(MATERIALS PROVIDED)
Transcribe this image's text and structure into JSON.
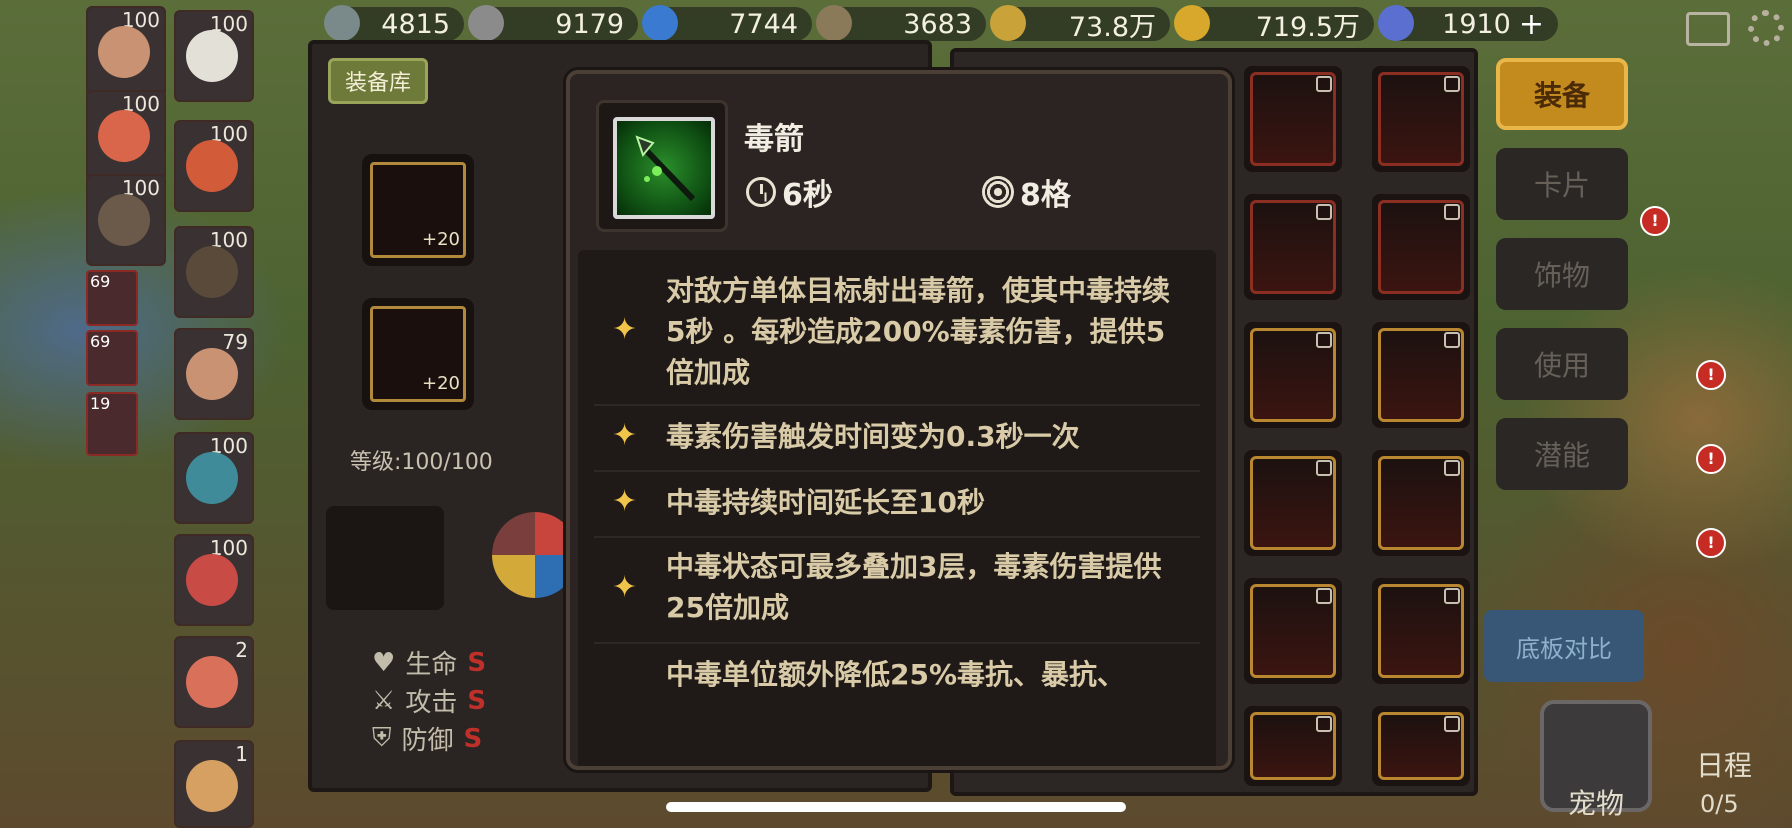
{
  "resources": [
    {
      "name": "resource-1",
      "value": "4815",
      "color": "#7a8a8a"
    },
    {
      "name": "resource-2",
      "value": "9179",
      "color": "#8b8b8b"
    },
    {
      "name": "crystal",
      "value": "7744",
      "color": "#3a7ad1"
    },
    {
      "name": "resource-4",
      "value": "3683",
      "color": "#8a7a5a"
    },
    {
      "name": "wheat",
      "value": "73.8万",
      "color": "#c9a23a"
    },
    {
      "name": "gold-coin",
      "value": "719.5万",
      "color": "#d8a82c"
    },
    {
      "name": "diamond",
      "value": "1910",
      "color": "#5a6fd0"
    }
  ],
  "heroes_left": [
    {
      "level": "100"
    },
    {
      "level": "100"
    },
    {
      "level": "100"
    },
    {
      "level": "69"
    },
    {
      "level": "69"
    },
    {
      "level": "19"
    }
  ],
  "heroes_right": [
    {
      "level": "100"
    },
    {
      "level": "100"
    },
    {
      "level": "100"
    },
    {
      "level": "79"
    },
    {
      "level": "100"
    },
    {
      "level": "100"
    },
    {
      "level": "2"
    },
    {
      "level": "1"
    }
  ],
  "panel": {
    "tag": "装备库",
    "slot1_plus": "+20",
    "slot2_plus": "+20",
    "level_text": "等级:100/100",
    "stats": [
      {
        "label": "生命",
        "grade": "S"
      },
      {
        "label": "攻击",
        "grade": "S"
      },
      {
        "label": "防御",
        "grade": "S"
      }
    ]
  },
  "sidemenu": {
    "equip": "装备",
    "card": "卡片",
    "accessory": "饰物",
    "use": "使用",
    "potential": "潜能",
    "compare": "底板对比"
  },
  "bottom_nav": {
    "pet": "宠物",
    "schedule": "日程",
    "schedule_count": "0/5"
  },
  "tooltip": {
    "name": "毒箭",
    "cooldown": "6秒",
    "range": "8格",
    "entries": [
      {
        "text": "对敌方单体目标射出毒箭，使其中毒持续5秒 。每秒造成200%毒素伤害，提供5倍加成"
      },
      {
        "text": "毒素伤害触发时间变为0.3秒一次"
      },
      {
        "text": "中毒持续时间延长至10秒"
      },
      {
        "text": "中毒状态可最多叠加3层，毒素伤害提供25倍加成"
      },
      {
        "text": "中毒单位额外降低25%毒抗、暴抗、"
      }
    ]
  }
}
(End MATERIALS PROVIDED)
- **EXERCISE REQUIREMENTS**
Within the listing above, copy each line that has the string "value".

- **WRITTEN SOLUTION**
      "value": "4815",
      "value": "9179",
      "value": "7744",
      "value": "3683",
      "value": "73.8万",
      "value": "719.5万",
      "value": "1910",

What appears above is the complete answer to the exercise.